The agreement was signed in Cayenne between the government and representatives from Pou La gwiyann dékolé (Collective to Get Guiana Moving), the group that led a general strike on March 25 which caused unrest across the territory, Bareigts said.
It authorises an emergency relief plan of up to 2.1 billion euros, which includes funds for security, education, healthcare and business aid.
France had already approved 1.1 billion in aid for French Guiana at the beginning of April. The additional funds were offered to meet demands made by the collective and local representatives, who rejected the government’s initial offer.
France will prioritise the implementation of the spending plan, said Bareigts, who described the agreement as a “decisive day for the future of Guiana”.
Locals had called for a "Marshall Plan" of French aid, along the lines of the huge US economic support given to help western Europe to recover after World War II, in a bid to revive the economy of the remote South American territory.
Its per capita income of 15,000 euros is less than half the average on mainland France, and protesters complained of a lack of jobs and educational opportunities.
France had initially balked at the demands for investment, with Prime Minister Bernard Cazeneuve calling them “unrealistic”.
Space operations to resume

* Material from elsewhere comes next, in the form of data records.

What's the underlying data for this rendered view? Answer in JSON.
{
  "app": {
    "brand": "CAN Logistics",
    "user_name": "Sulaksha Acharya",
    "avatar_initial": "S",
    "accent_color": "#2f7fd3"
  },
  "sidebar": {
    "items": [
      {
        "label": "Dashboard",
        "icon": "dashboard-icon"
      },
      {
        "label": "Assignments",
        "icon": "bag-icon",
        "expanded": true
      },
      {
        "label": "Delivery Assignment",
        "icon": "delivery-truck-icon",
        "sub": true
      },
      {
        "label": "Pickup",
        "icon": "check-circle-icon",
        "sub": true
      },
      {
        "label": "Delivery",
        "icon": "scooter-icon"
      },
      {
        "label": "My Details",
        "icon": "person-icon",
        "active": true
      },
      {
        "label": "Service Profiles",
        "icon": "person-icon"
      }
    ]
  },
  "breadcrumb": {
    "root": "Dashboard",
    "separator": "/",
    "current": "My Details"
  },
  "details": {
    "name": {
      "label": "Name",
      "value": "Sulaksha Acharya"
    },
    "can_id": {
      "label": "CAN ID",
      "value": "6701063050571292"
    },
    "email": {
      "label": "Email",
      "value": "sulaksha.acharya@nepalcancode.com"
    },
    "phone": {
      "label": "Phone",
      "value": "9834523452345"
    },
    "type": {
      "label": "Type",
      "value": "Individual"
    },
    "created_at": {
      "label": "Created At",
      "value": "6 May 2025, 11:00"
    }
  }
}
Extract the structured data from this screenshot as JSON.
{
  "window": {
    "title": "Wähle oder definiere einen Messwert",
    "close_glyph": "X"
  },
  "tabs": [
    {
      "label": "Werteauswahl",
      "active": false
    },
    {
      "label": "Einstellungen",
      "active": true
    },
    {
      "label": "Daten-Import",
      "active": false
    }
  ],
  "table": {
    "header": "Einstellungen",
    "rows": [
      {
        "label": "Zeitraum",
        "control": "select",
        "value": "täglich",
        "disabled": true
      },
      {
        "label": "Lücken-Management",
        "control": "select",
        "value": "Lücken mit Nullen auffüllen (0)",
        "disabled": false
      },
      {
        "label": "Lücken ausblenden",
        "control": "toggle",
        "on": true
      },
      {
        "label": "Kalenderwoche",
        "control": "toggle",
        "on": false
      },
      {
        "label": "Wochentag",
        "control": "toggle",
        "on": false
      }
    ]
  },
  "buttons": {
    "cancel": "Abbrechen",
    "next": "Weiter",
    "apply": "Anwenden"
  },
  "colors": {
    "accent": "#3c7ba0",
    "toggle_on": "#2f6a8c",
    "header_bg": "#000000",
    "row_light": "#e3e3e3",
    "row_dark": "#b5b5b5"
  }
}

The collective’s spokesperson, Davy Rimane, also welcomed the agreement.
“We managed to get the terms of the deal published in the official gazette,” he told AFP.
“Now we can work with this document to get justice if our demands aren’t met.”
The signing of the agreement also means that operations at Europe's Guiana Space Centre in Kourou, where protests had postponed an Arianespace rocket launch, can now resume.
Roadblocks that prevented people ane vehicles from reaching the Kourou space centre were lifted late on Saturday.
"Operations will begin again on Monday," the space station managers said in a statement adding that postponed launches "would be rescheduled."
The space centre has become a symbol of economic disparity in Guiana and a focus for anger, given many locals have no electricity or running water and around one in four is jobless.
Guiana has been administered as a French region since the end of the 18th century and was also used as a place to send convicts for forced labour between 1852 and 1946.
(FRANCE 24 with AFP)
Date created : 2017-04-22